Wednesday, April 16, 2014
Ind. Decisions - "Motion to dismiss felony-murder charge denied"
Some quotes from a long story by Madeline Buckley of the South Bend Tribune:
SOUTH BEND -- An attorney for a man who was allegedly involved in a home invasion during which the homeowner shot one of the intruders asked a judge to dismiss the felony murder charge, arguing that it should not apply in cases where an accomplice is the victim.ILB: Palmer v. State is a 3-2, 1999 Indiana Supreme Court opinion, written by Justice Dickson, who is now Chief Justice. He was joined by Justices Boehm and Selby, who are no longer on the Court. The two dissenters, Justice Sullivan and CJ Shepard, also are no longer on the Court.
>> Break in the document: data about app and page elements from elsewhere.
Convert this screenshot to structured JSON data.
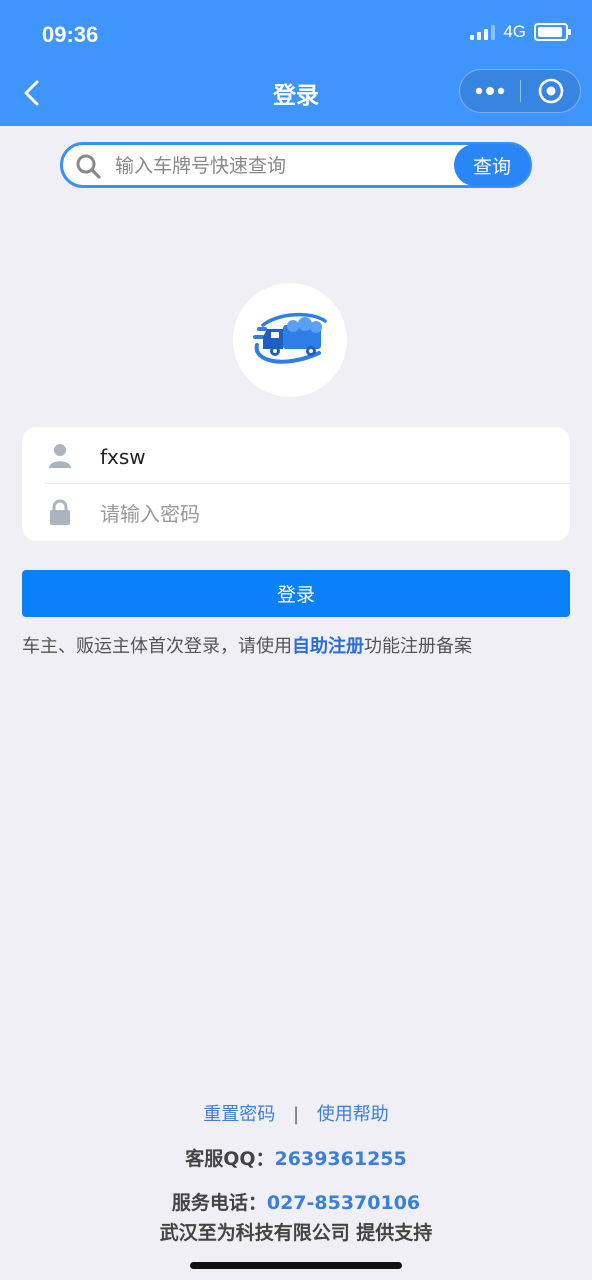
{
  "status": {
    "time": "09:36",
    "network": "4G"
  },
  "nav": {
    "title": "登录"
  },
  "search": {
    "placeholder": "输入车牌号快速查询",
    "button_label": "查询"
  },
  "login": {
    "username_value": "fxsw",
    "password_placeholder": "请输入密码",
    "submit_label": "登录"
  },
  "notice": {
    "prefix": "车主、贩运主体首次登录，请使用",
    "link": "自助注册",
    "suffix": "功能注册备案"
  },
  "footer": {
    "reset_password": "重置密码",
    "separator": "|",
    "help": "使用帮助",
    "qq_label": "客服QQ：",
    "qq_value": "2639361255",
    "phone_label": "服务电话：",
    "phone_value": "027-85370106",
    "company": "武汉至为科技有限公司 提供支持"
  },
  "icons": {
    "back": "chevron-left-icon",
    "more": "more-dots-icon",
    "close": "capsule-close-icon",
    "search": "search-icon",
    "user": "user-icon",
    "lock": "lock-icon",
    "logo": "truck-logo-icon"
  },
  "colors": {
    "nav_bg": "#3f95fb",
    "primary": "#0a80fb",
    "link": "#3c7fd8",
    "page_bg": "#f0eff5"
  }
}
From the dissent:
St. Joseph Superior Court Judge Jane Woodward Miller on Tuesday denied the request, but the motion offers a glimpse into potential future appeals arguments that could challenge current case law on the controversial Indiana statute. * * *
In a motion filed in March, defense attorney Charles Lahey argued that the language of the state’s felony murder statute is at odds with a 1999 Supreme Court decision that determined the charge can be applied when an accomplice is killed in the act of committing a felony.
“Palmer no question is incorrectly decided,” Lahey said at a hearing on Tuesday, referring to the Supreme Court case, Palmer v. State.
In Palmer, a panel of judges [sic.] upheld Jesse Palmer’s conviction of felony murder after a correctional officer shot and killed Palmer’s accomplice to a kidnapping.
Lahey referenced a similar case in Elkhart in which a jury convicted three teenagers of felony murder after a homeowner shot and killed an accomplice in a burglary gone awry.
I do not believe that our statutes authorize the imposition of liability for murder where the defendant's co-perpetrator is the victim.From the majority:
Our felony murder statute provides: "A person who ... kills another human being while committing or attempting to commit... kidnaping ... commits murder, a felony." Ind.Code § 35-42-1-1. Palmer here did not kill another human being; his co-perpetrator was killed by a law enforcement official. Under the terms of the felony murder statute, Palmer is not guilty of felony murder.
The felony murder language of our murder statute provides: "A person who ... [k]ills another human being while committing or attempting to commit arson, burglary, child molesting, consumer product tampering, criminal deviate conduct, kidnapping, rape, robbery, or carjacking; ... commits murder, a felony."The South Bend Tribune story continues:
The statutory language "kills another human being while committing" does not restrict the felony murder provision only to instances in which the felon is the killer, but may also apply equally when, in committing any of the designated felonies, the felon contributes to the death of any person.
Here is an Oct. 9, 2013 ILB post on the "Elkhart Four" case. Here is the docket of the appeal of two of the Elkhart defendants to the Court of Appeals. Several amicus briefs have been filed in support of the appellants. Here is one of the amicus briefs, this one submitted by the Indiana Public Defender Council. Notice footnote 1 on p. 3, which begins:
The case of the “Elkhart Four,” as it is popularly known, sparked resistance to what some said was an unfair application of the felony murder statute.
The three teenagers who went to trial have appealed the conviction and are awaiting a decision from the court, which could lead to a challenge of the Palmer decision down the road.
Lahey acknowledged the uphill battle involved in persuading a local trial judge to rule against the Palmer Supreme Court decision, but he said Indiana is in the minority in its interpretation of a felony murder statute.
“The defendant respectfully urges this court to refuse to follow that holding based on the plain language of the statute,” Lahey’s motion reads.
St. Joseph County Chief Deputy Prosecutor Ken Cotter asked the judge to deny the motion to dismiss the charge, noting that the Palmer decision has been upheld many times.
“The defendant should have known and knew the act could cause someone’s death,” Cotter said.
[Judge] Woodward Miller did deny the motion, saying she does not find the application of the felony murder statute to be unconstitutional [sic.].
“I understand our state is in the minority but I don't find it an unreasonable minority to be in,” she said.
Although this Court cannot overrule an Indiana Supreme Court case, it can — and appropriately has — expressed its respectful disagreement and urged the Indiana Supreme Court to reconsider precedent.
Posted by Marcia Oddi on April 16, 2014 10:04 AM
Posted to Ind. Trial Ct. Decisions